Records from a collection
Segment Open
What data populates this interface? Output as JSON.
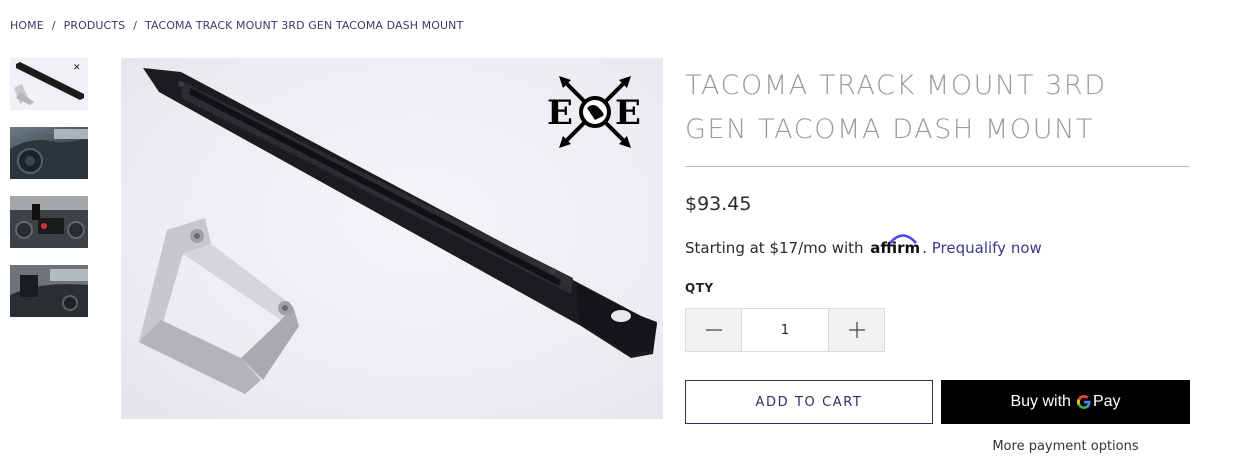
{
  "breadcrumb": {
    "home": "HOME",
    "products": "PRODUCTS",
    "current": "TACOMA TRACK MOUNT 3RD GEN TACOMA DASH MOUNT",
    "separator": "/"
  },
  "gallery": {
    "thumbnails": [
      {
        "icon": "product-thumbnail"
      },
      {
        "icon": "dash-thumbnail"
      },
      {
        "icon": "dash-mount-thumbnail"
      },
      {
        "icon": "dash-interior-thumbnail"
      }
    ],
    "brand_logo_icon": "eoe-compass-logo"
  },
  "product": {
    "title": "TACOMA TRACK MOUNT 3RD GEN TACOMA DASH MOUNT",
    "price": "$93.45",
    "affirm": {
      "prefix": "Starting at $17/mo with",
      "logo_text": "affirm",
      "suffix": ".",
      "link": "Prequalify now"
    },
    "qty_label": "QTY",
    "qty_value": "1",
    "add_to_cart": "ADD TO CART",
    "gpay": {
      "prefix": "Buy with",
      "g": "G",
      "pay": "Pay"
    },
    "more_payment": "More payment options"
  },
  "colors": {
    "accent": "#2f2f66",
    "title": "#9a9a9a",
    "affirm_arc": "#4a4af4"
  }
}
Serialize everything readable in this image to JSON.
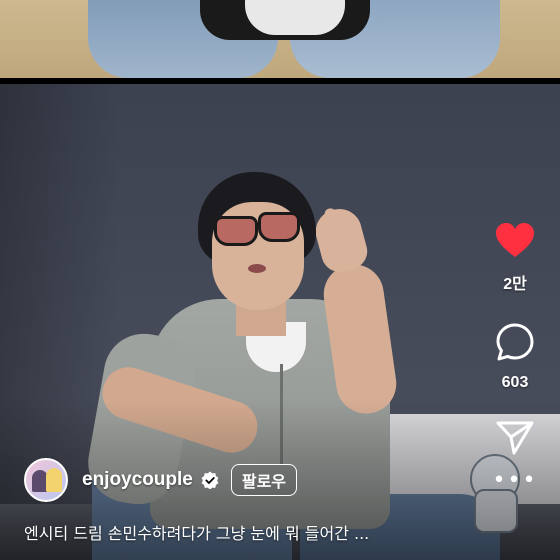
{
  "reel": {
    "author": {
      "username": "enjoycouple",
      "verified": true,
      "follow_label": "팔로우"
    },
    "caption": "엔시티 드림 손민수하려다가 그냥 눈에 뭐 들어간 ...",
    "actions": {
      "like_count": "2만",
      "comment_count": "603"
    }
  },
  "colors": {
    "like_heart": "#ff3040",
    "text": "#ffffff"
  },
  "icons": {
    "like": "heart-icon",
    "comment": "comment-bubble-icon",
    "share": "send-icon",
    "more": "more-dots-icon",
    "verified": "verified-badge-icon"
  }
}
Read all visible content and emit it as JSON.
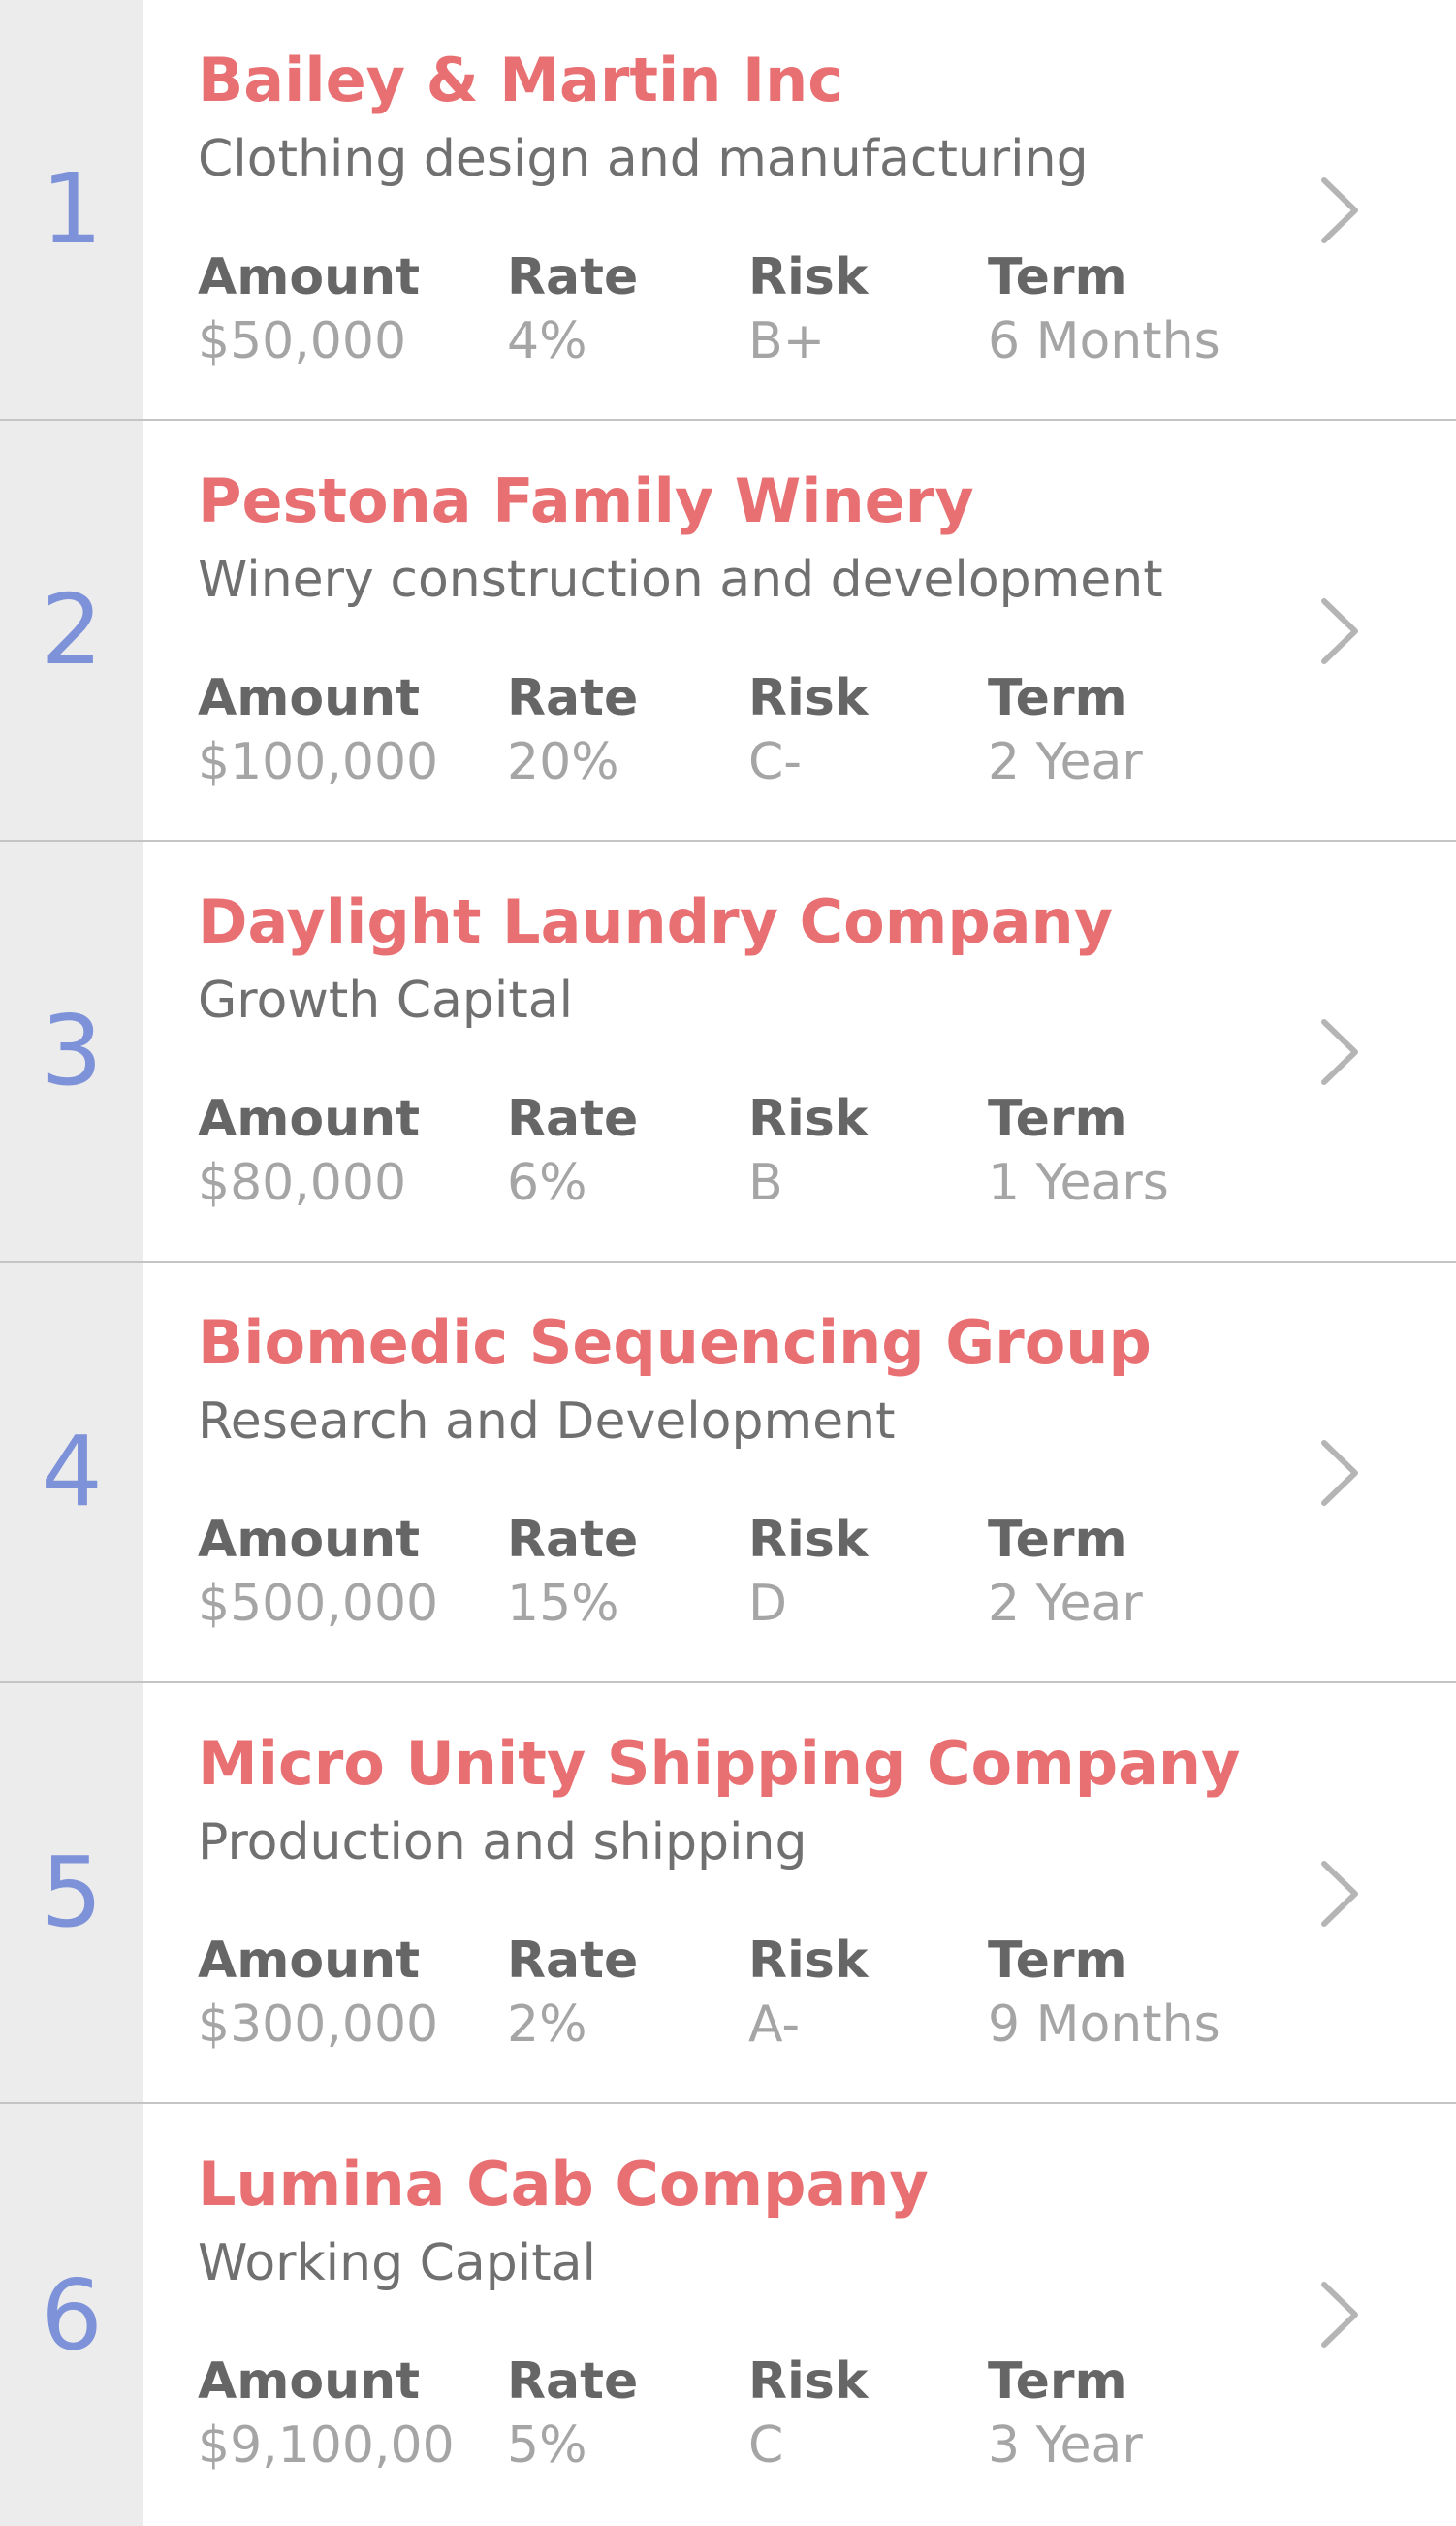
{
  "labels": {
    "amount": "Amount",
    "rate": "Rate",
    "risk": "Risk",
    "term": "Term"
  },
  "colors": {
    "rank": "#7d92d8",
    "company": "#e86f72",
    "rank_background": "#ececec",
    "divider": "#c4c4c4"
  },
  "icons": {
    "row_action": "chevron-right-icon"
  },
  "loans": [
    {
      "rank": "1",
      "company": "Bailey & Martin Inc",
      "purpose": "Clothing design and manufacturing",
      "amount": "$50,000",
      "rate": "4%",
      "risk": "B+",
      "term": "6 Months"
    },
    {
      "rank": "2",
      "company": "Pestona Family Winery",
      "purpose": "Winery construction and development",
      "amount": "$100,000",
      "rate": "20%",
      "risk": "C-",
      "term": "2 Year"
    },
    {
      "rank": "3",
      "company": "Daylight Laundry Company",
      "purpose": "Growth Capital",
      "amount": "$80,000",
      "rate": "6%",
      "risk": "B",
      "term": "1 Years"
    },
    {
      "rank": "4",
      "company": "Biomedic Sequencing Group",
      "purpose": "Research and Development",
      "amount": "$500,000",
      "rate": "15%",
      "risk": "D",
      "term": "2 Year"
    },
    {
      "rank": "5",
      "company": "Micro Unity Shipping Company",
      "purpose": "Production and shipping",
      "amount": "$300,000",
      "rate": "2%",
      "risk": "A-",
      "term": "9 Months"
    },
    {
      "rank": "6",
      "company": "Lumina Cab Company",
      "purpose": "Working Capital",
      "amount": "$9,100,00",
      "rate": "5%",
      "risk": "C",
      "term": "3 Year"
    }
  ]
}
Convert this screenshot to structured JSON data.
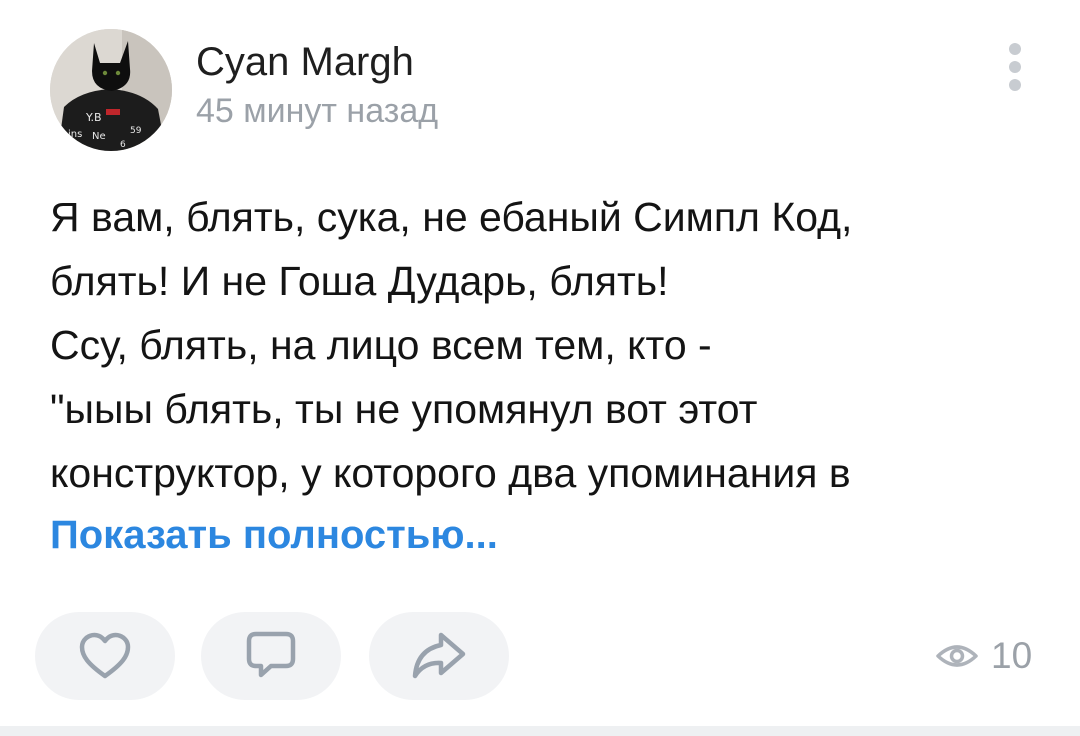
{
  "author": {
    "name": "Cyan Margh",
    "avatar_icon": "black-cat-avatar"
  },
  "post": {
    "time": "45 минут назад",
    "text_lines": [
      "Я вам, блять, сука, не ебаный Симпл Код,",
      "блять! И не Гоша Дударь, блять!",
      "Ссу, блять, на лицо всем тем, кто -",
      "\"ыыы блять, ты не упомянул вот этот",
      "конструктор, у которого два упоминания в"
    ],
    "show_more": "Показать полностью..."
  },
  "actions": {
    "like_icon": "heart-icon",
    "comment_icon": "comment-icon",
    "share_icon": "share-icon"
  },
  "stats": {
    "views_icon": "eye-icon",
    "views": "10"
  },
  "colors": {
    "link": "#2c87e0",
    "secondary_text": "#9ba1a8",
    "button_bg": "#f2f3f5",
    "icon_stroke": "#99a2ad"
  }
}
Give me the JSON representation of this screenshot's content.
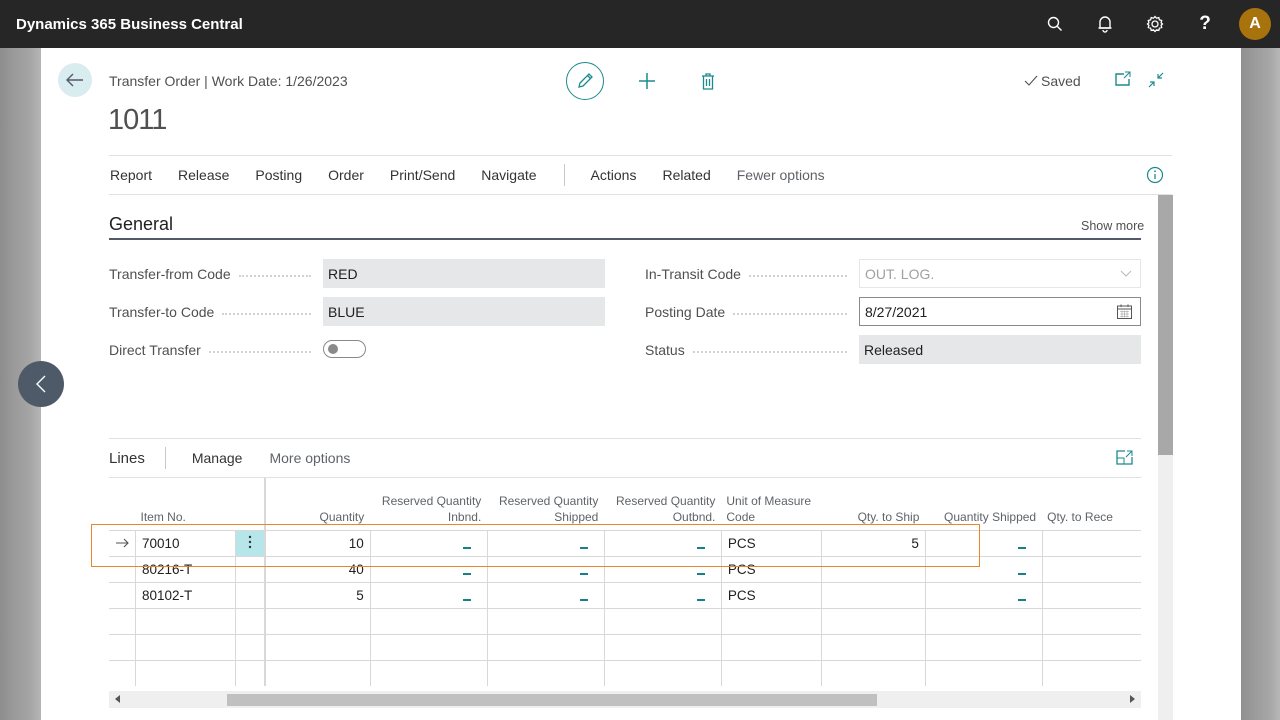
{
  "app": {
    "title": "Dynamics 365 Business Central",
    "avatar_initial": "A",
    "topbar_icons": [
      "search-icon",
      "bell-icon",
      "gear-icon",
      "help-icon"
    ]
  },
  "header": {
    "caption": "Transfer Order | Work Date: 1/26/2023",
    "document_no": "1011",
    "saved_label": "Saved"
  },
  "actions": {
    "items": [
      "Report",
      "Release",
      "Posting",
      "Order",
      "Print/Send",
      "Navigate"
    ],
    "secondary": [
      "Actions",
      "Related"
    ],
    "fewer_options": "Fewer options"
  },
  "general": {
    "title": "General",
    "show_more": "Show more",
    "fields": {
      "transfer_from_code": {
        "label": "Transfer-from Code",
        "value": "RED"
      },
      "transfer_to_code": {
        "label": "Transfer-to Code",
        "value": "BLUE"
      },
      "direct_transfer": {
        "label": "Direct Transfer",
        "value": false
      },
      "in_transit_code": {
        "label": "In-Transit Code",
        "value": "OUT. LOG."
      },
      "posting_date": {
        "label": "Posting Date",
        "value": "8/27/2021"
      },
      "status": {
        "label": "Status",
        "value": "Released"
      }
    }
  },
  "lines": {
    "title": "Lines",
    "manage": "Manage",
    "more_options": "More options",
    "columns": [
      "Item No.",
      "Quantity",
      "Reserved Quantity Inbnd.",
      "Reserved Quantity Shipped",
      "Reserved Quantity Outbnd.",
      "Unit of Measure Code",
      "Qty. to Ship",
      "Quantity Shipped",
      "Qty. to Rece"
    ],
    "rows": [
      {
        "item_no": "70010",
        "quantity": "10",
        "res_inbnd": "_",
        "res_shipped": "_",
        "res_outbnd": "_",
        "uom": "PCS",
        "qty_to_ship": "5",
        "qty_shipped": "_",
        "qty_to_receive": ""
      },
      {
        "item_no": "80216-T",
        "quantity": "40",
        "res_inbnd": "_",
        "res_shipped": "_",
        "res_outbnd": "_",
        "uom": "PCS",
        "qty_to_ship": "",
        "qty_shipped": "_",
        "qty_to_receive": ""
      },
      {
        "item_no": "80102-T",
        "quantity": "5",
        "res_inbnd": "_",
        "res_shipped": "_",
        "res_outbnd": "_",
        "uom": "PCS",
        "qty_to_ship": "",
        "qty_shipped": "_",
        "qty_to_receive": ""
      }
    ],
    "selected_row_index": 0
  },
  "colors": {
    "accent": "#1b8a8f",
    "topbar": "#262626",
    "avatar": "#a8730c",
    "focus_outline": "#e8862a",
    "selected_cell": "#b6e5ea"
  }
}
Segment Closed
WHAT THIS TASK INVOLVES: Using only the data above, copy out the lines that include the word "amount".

SOLUTION TO THE EXERCISE:
    "amount": "Amount",
      "amount": "$50,000",
      "amount": "$100,000",
      "amount": "$80,000",
      "amount": "$500,000",
      "amount": "$300,000",
      "amount": "$9,100,00",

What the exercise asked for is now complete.